### [ACTION ITEM]
Repeat the records below verbatim, and do not copy their pictures.

(RECORDS FOR PROCESSING)

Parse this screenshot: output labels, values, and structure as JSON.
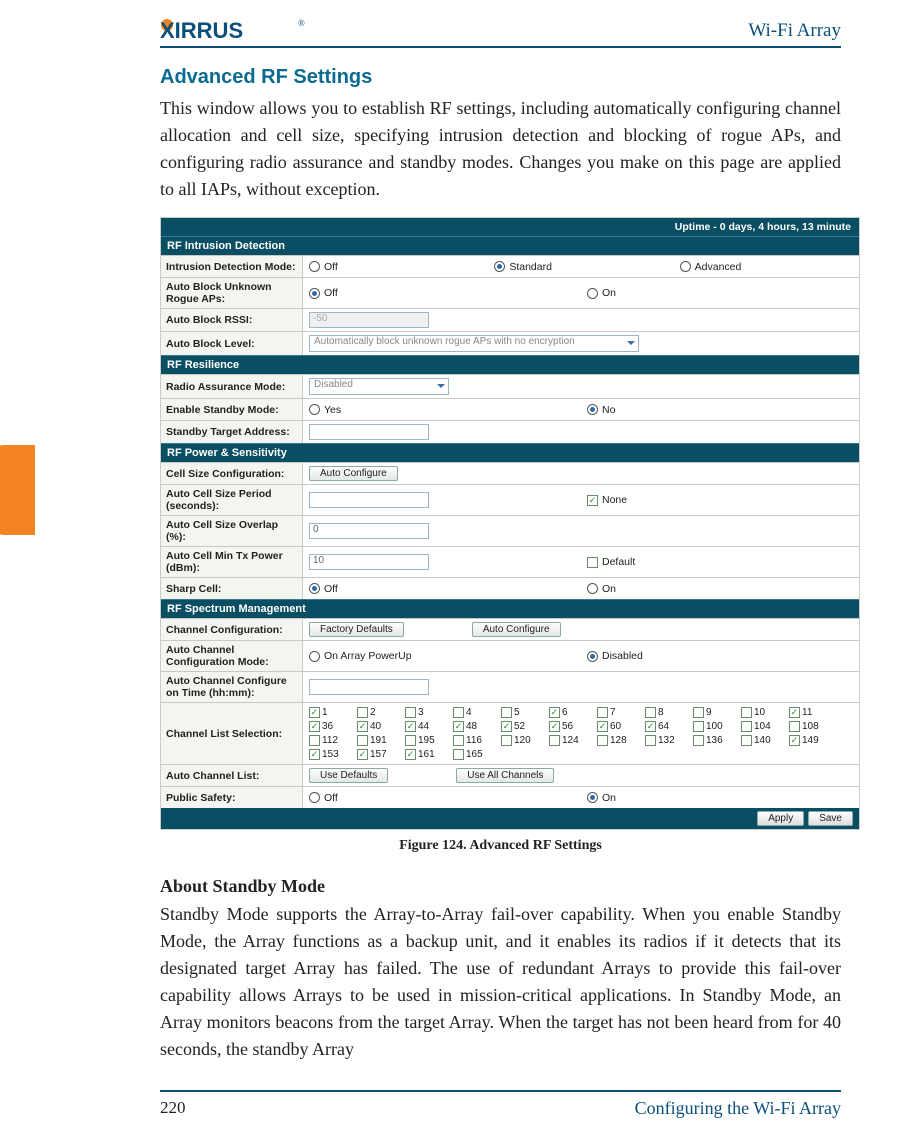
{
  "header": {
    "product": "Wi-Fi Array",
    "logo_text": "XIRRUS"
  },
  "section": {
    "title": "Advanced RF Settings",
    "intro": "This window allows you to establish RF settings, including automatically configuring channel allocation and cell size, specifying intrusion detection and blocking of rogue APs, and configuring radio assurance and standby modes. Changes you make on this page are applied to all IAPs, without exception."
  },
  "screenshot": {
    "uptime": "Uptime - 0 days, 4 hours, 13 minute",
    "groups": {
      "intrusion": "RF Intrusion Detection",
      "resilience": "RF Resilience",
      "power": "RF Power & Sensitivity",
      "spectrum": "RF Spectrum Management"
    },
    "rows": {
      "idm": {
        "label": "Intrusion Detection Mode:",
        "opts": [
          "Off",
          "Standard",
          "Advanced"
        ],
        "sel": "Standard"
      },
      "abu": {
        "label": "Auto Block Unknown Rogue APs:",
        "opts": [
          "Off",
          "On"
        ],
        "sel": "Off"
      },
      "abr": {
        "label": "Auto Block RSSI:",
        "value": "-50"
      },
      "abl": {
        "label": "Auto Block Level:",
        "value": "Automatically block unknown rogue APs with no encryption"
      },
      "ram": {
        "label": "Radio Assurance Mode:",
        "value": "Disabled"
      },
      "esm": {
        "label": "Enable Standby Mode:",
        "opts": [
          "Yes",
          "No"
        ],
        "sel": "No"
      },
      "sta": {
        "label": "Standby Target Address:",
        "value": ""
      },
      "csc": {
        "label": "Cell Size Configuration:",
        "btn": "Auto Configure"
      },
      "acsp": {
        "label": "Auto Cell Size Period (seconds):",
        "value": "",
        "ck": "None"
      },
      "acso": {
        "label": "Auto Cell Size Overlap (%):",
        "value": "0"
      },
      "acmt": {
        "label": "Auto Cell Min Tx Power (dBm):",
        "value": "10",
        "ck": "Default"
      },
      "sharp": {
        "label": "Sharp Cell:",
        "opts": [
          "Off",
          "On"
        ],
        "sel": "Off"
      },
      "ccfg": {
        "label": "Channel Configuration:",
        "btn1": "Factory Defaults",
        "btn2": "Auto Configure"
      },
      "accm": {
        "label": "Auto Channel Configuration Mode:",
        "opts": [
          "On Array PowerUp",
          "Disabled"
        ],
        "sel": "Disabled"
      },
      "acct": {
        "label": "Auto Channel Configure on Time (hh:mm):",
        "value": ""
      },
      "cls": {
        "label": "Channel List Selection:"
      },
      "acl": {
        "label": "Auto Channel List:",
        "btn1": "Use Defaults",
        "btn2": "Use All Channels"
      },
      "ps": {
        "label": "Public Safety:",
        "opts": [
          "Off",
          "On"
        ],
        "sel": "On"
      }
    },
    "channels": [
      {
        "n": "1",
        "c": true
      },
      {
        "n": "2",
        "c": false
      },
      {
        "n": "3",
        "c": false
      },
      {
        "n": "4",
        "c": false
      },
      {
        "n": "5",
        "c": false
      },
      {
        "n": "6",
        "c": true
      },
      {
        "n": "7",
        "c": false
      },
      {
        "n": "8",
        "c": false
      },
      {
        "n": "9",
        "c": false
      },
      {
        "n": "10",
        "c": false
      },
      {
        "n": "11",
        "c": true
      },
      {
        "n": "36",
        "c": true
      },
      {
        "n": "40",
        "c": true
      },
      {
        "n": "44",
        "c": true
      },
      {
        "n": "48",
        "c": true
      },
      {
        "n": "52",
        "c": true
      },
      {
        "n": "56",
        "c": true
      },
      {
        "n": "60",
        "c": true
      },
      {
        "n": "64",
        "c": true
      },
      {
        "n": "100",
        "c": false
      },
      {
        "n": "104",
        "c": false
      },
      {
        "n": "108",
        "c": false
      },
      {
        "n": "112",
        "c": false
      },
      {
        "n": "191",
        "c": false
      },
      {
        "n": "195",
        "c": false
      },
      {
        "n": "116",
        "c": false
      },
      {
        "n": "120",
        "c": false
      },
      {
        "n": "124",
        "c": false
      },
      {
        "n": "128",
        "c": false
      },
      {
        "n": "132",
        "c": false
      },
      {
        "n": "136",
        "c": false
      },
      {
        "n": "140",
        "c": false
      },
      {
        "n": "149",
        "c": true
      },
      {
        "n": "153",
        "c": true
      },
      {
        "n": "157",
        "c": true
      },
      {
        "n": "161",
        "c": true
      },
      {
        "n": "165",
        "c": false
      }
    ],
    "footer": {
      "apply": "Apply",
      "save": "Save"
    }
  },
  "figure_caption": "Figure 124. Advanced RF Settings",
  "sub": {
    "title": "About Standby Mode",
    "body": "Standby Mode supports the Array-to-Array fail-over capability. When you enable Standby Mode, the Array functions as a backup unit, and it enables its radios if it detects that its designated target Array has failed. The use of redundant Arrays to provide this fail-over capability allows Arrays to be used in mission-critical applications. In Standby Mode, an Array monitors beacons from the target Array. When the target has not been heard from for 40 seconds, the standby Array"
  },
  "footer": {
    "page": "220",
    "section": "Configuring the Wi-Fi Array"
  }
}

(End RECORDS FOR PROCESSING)

### [TASK RESULT]
Parse this screenshot: output labels, values, and structure as JSON.
{
  "header": {
    "product": "Wi-Fi Array",
    "logo_text": "XIRRUS"
  },
  "section": {
    "title": "Advanced RF Settings",
    "intro": "This window allows you to establish RF settings, including automatically configuring channel allocation and cell size, specifying intrusion detection and blocking of rogue APs, and configuring radio assurance and standby modes. Changes you make on this page are applied to all IAPs, without exception."
  },
  "screenshot": {
    "uptime": "Uptime - 0 days, 4 hours, 13 minute",
    "groups": {
      "intrusion": "RF Intrusion Detection",
      "resilience": "RF Resilience",
      "power": "RF Power & Sensitivity",
      "spectrum": "RF Spectrum Management"
    },
    "rows": {
      "idm": {
        "label": "Intrusion Detection Mode:",
        "opts": [
          "Off",
          "Standard",
          "Advanced"
        ],
        "sel": "Standard"
      },
      "abu": {
        "label": "Auto Block Unknown Rogue APs:",
        "opts": [
          "Off",
          "On"
        ],
        "sel": "Off"
      },
      "abr": {
        "label": "Auto Block RSSI:",
        "value": "-50"
      },
      "abl": {
        "label": "Auto Block Level:",
        "value": "Automatically block unknown rogue APs with no encryption"
      },
      "ram": {
        "label": "Radio Assurance Mode:",
        "value": "Disabled"
      },
      "esm": {
        "label": "Enable Standby Mode:",
        "opts": [
          "Yes",
          "No"
        ],
        "sel": "No"
      },
      "sta": {
        "label": "Standby Target Address:",
        "value": ""
      },
      "csc": {
        "label": "Cell Size Configuration:",
        "btn": "Auto Configure"
      },
      "acsp": {
        "label": "Auto Cell Size Period (seconds):",
        "value": "",
        "ck": "None"
      },
      "acso": {
        "label": "Auto Cell Size Overlap (%):",
        "value": "0"
      },
      "acmt": {
        "label": "Auto Cell Min Tx Power (dBm):",
        "value": "10",
        "ck": "Default"
      },
      "sharp": {
        "label": "Sharp Cell:",
        "opts": [
          "Off",
          "On"
        ],
        "sel": "Off"
      },
      "ccfg": {
        "label": "Channel Configuration:",
        "btn1": "Factory Defaults",
        "btn2": "Auto Configure"
      },
      "accm": {
        "label": "Auto Channel Configuration Mode:",
        "opts": [
          "On Array PowerUp",
          "Disabled"
        ],
        "sel": "Disabled"
      },
      "acct": {
        "label": "Auto Channel Configure on Time (hh:mm):",
        "value": ""
      },
      "cls": {
        "label": "Channel List Selection:"
      },
      "acl": {
        "label": "Auto Channel List:",
        "btn1": "Use Defaults",
        "btn2": "Use All Channels"
      },
      "ps": {
        "label": "Public Safety:",
        "opts": [
          "Off",
          "On"
        ],
        "sel": "On"
      }
    },
    "channels": [
      {
        "n": "1",
        "c": true
      },
      {
        "n": "2",
        "c": false
      },
      {
        "n": "3",
        "c": false
      },
      {
        "n": "4",
        "c": false
      },
      {
        "n": "5",
        "c": false
      },
      {
        "n": "6",
        "c": true
      },
      {
        "n": "7",
        "c": false
      },
      {
        "n": "8",
        "c": false
      },
      {
        "n": "9",
        "c": false
      },
      {
        "n": "10",
        "c": false
      },
      {
        "n": "11",
        "c": true
      },
      {
        "n": "36",
        "c": true
      },
      {
        "n": "40",
        "c": true
      },
      {
        "n": "44",
        "c": true
      },
      {
        "n": "48",
        "c": true
      },
      {
        "n": "52",
        "c": true
      },
      {
        "n": "56",
        "c": true
      },
      {
        "n": "60",
        "c": true
      },
      {
        "n": "64",
        "c": true
      },
      {
        "n": "100",
        "c": false
      },
      {
        "n": "104",
        "c": false
      },
      {
        "n": "108",
        "c": false
      },
      {
        "n": "112",
        "c": false
      },
      {
        "n": "191",
        "c": false
      },
      {
        "n": "195",
        "c": false
      },
      {
        "n": "116",
        "c": false
      },
      {
        "n": "120",
        "c": false
      },
      {
        "n": "124",
        "c": false
      },
      {
        "n": "128",
        "c": false
      },
      {
        "n": "132",
        "c": false
      },
      {
        "n": "136",
        "c": false
      },
      {
        "n": "140",
        "c": false
      },
      {
        "n": "149",
        "c": true
      },
      {
        "n": "153",
        "c": true
      },
      {
        "n": "157",
        "c": true
      },
      {
        "n": "161",
        "c": true
      },
      {
        "n": "165",
        "c": false
      }
    ],
    "footer": {
      "apply": "Apply",
      "save": "Save"
    }
  },
  "figure_caption": "Figure 124. Advanced RF Settings",
  "sub": {
    "title": "About Standby Mode",
    "body": "Standby Mode supports the Array-to-Array fail-over capability. When you enable Standby Mode, the Array functions as a backup unit, and it enables its radios if it detects that its designated target Array has failed. The use of redundant Arrays to provide this fail-over capability allows Arrays to be used in mission-critical applications. In Standby Mode, an Array monitors beacons from the target Array. When the target has not been heard from for 40 seconds, the standby Array"
  },
  "footer": {
    "page": "220",
    "section": "Configuring the Wi-Fi Array"
  }
}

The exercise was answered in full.